This book is regarded as a comprehensive medical encyclopedia on oriental medicine in East Asia and has been studied by both students of Oriental and Western medical science. It contains vast knowledge on how to diagnose and treat a number of diseases by using acupuncture, heat stimulation and other oriental medicinal treatments.
The designation of Donguibogam reflects the book’s historic value, its importance as a source of medical knowledge, its contribution to society and world history and its cultural influence, the Cultural Heritage Administration said.

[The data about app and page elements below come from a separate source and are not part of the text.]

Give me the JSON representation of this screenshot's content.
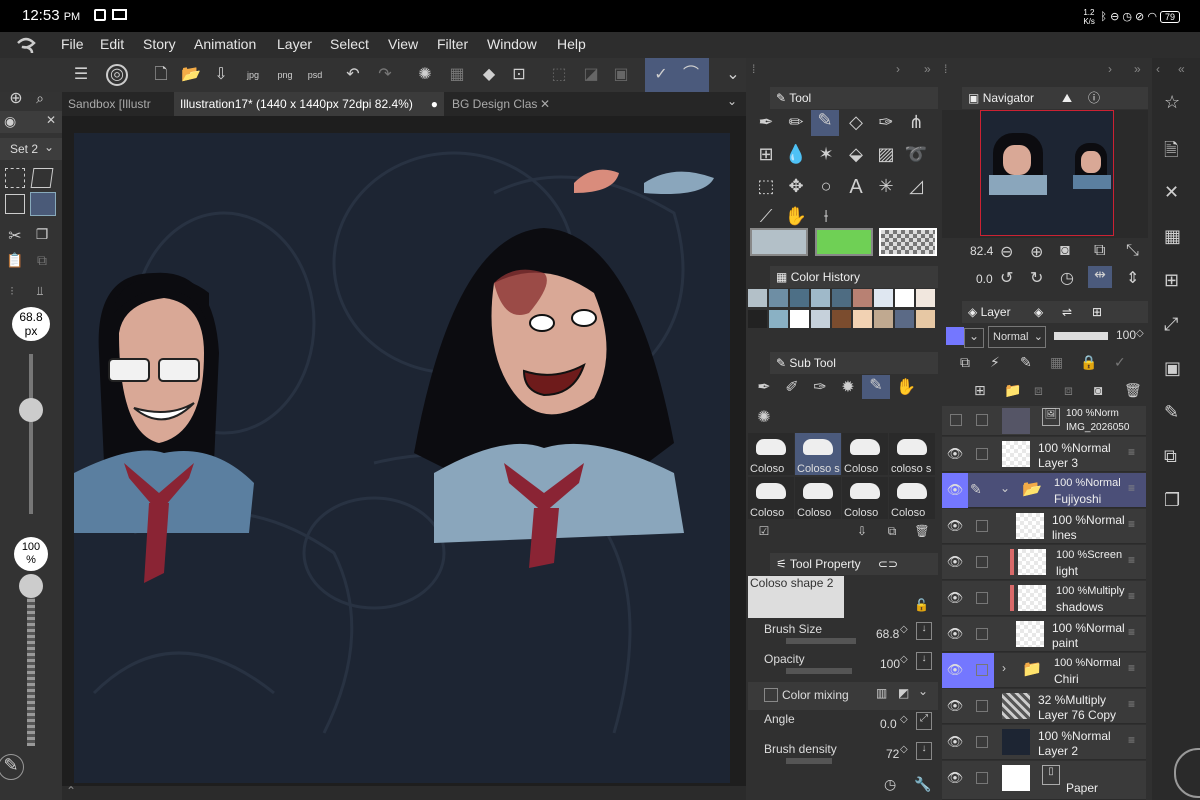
{
  "status": {
    "time": "12:53",
    "ampm": "PM",
    "net": "1.2\nK/s",
    "battery": "79"
  },
  "menu": [
    "File",
    "Edit",
    "Story",
    "Animation",
    "Layer",
    "Select",
    "View",
    "Filter",
    "Window",
    "Help"
  ],
  "tabs": [
    {
      "label": "Sandbox [Illustr"
    },
    {
      "label": "Illustration17* (1440 x 1440px 72dpi 82.4%)"
    },
    {
      "label": "BG Design Clas"
    }
  ],
  "left": {
    "set_label": "Set 2",
    "brush_size": "68.8",
    "brush_unit": "px",
    "opacity": "100",
    "opacity_unit": "%"
  },
  "tool_panel": {
    "title": "Tool"
  },
  "color_history": {
    "title": "Color History",
    "colors": [
      "#b3c0c8",
      "#6e8ea4",
      "#4d6f86",
      "#9fb9c9",
      "#4e6c82",
      "#b88173",
      "#dfe7f1",
      "#ffffff",
      "#f1e7de",
      "#222222",
      "#8ab1c4",
      "#ffffff",
      "#c6d1db",
      "#7b4c2e",
      "#f2d2b3",
      "#c0a990",
      "#5b6a86",
      "#e7c8a4"
    ]
  },
  "subtool": {
    "title": "Sub Tool",
    "items": [
      "Coloso",
      "Coloso s",
      "Coloso",
      "coloso s",
      "Coloso",
      "Coloso",
      "Coloso",
      "Coloso"
    ]
  },
  "tool_property": {
    "title": "Tool Property",
    "brush_name": "Coloso shape 2",
    "brush_size_label": "Brush Size",
    "brush_size": "68.8",
    "opacity_label": "Opacity",
    "opacity": "100",
    "color_mixing": "Color mixing",
    "angle_label": "Angle",
    "angle": "0.0",
    "density_label": "Brush density",
    "density": "72"
  },
  "navigator": {
    "title": "Navigator",
    "zoom": "82.4",
    "rotation": "0.0"
  },
  "layer_panel": {
    "title": "Layer",
    "blend": "Normal",
    "opacity": "100"
  },
  "layers": [
    {
      "pct": "100 %",
      "mode": "Norm",
      "name": "IMG_2026050"
    },
    {
      "pct": "100 %",
      "mode": "Normal",
      "name": "Layer 3"
    },
    {
      "pct": "100 %",
      "mode": "Normal",
      "name": "Fujiyoshi"
    },
    {
      "pct": "100 %",
      "mode": "Normal",
      "name": "lines"
    },
    {
      "pct": "100 %",
      "mode": "Screen",
      "name": "light"
    },
    {
      "pct": "100 %",
      "mode": "Multiply",
      "name": "shadows"
    },
    {
      "pct": "100 %",
      "mode": "Normal",
      "name": "paint"
    },
    {
      "pct": "100 %",
      "mode": "Normal",
      "name": "Chiri"
    },
    {
      "pct": "32 %",
      "mode": "Multiply",
      "name": "Layer 76 Copy"
    },
    {
      "pct": "100 %",
      "mode": "Normal",
      "name": "Layer 2"
    },
    {
      "pct": "",
      "mode": "",
      "name": "Paper"
    }
  ],
  "colors": {
    "main": "#b3c0c8",
    "sub": "#6fd055",
    "accent": "#7477ff"
  }
}
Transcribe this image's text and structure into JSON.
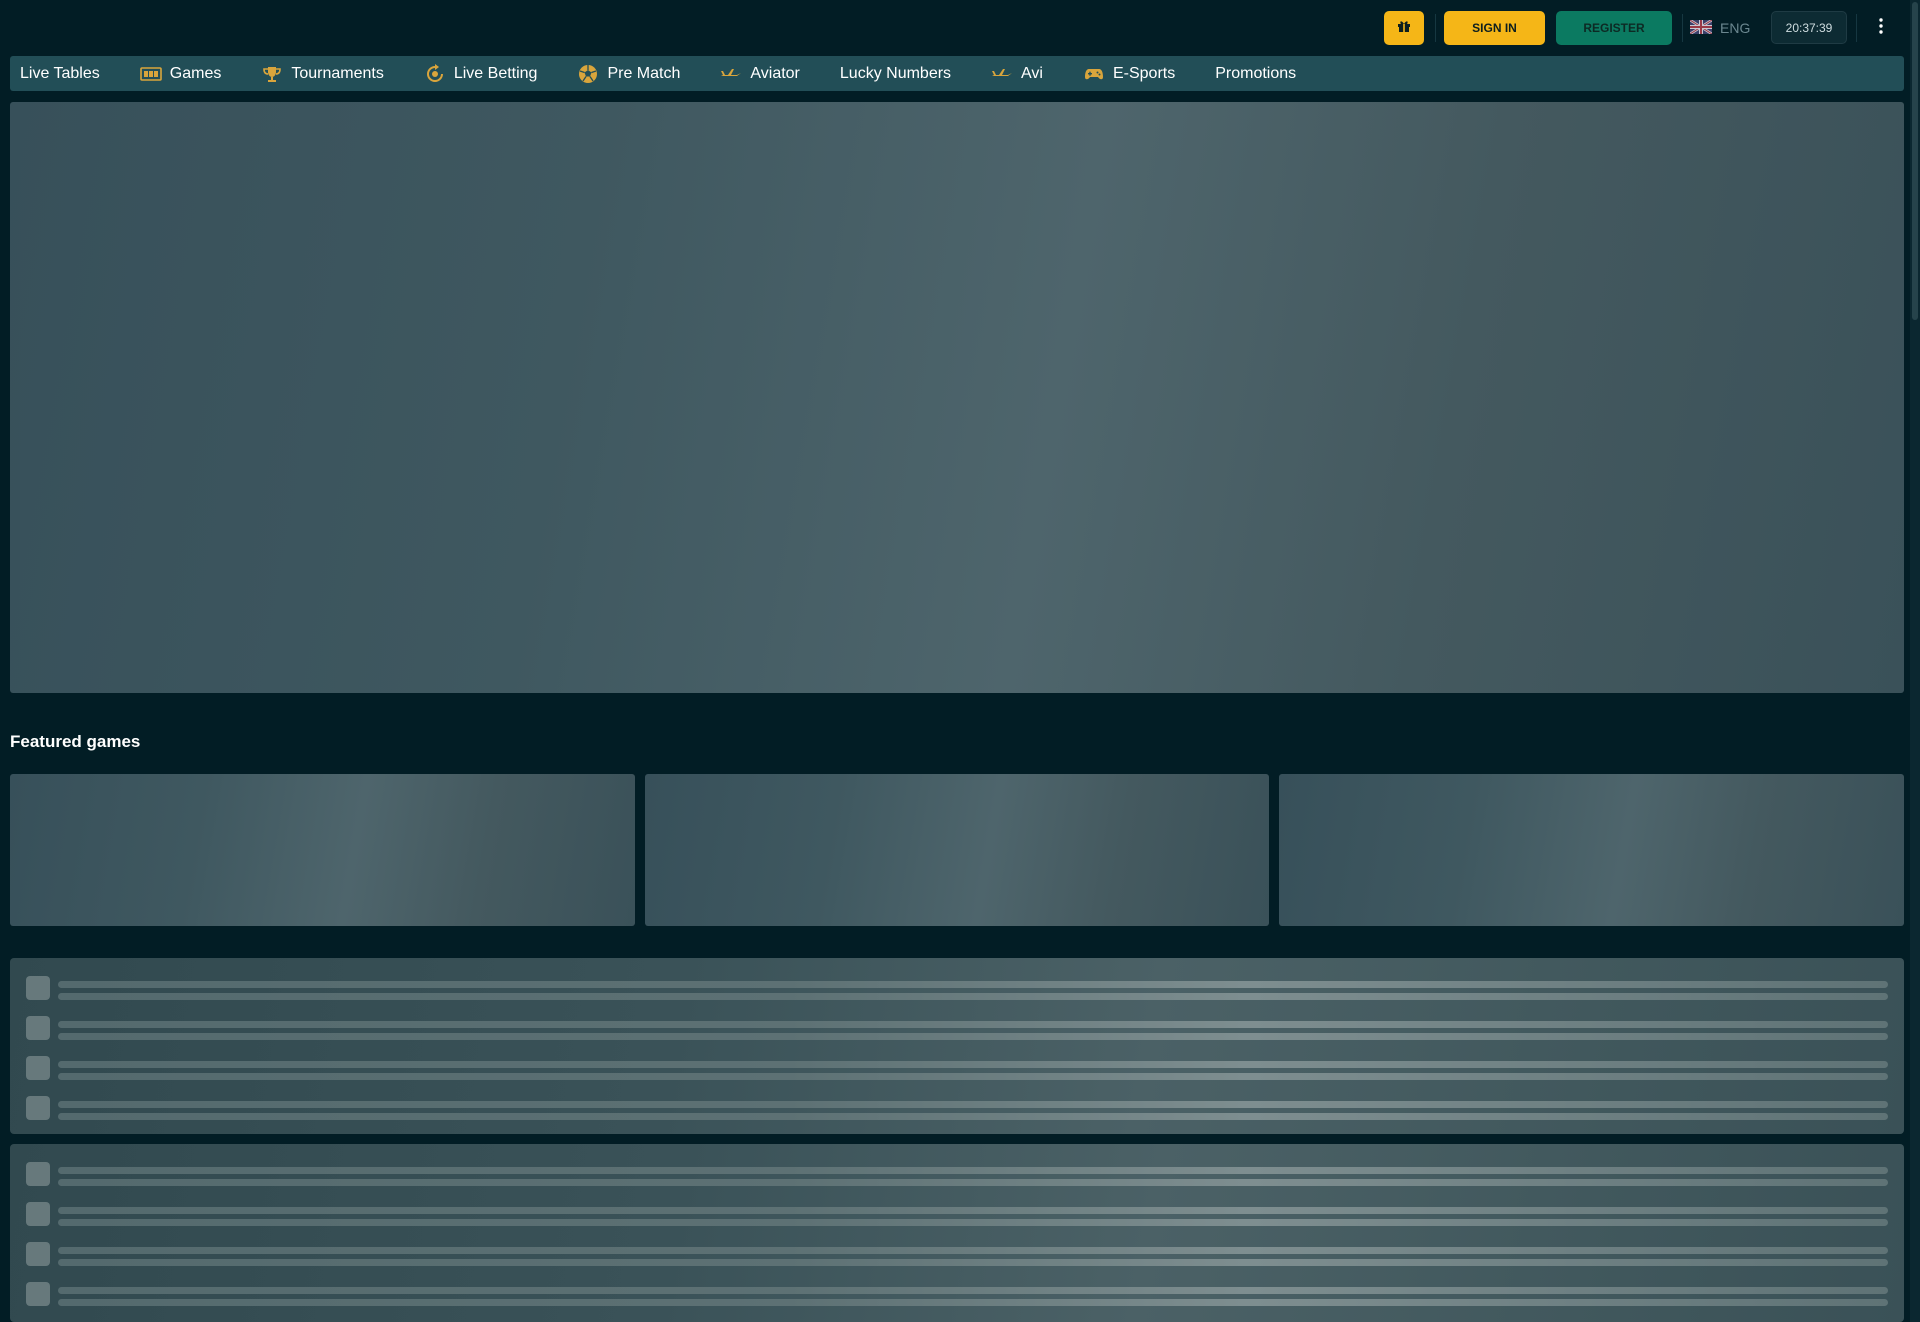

Since UNESCO initiated its Memory of the World Register for the purpose of preserving and disseminating the documentary heritage of the world in 1997, Korea’s Hunminjeong-eum (Korea’s first instruction book on Hangeul), Joseon Wangjosillok (Annals of the Joseon Dynasty) (1997), Buljo Jikji-simche-yojeol (Selected Sermons of Buddhist Sages and Seon Masters), Seungjeongwon Ilgi (Diaries of the Royal Secretariat) (2001), Goryeo Daejanggyeong (Tripitaka Koreana) and Uigwe (Collection of Royal Protocols for the Joseon Dynasty) (2007) have all gained world heritage status.
Hunminjeong-eum, meaning "Correct Sounds to Instruct the People," is Korea’s first instruction book on Hangeul, Korea’s unique writing system. It was published in 1446 by King Sejong the Great (1397-1450), the fourth king of the Joseon Dynasty (1392-1910), who also created and promulgated the new Korean alphabet characters through this book.
Joseon Wangjosillok (Annals of the Joseon Dynasty) is a collection of 1,893 books that cover 472 years of royal records of the Joseon Dynasty.
Buljo Jikji-simche-yojeol, compiled in 1372 by the monk Baegun (1298-1374), contains the essentials of Seon (Zen) Buddhism. The key words of the title, "Jikji-simche" were taken from a famous phrase about attaining enlightenment through the practice of Seon.
The Seungjeongwon Ilgi was kept by the Seungjeongwon, the Royal Secretariat of the Joseon Dynasty. This is a detailed record of the daily events and official schedule of the court, from Joseon Dynasty’s first king, Taejo (r. 1392-1398), to the 27th and last, Sunjong (r. 1907-1910).
The Goryeo Daejanggyeong, also known as the Tripitaka Koreana, is the world’s most comprehensive and oldest intact version of the Buddhist canon in Chinese script, with no known errors in all 52,382,960 characters, which are organized in over 1,496 titles and 6,568 volumes.
The Uigwe is a collection of Royal Protocols for the 500-year-long Joseon Dynasty, which shows a unique form of documentary heritage. Its comprehensive and systematic collection of writings and paintings provides a detailed account of the important ceremonies and rites of the Joseon court.
For more information about UNESCO heritags in Korea, click here.
By Yoon Sojung
Korea.net Staff Writer
Department Global Communication and Contents Division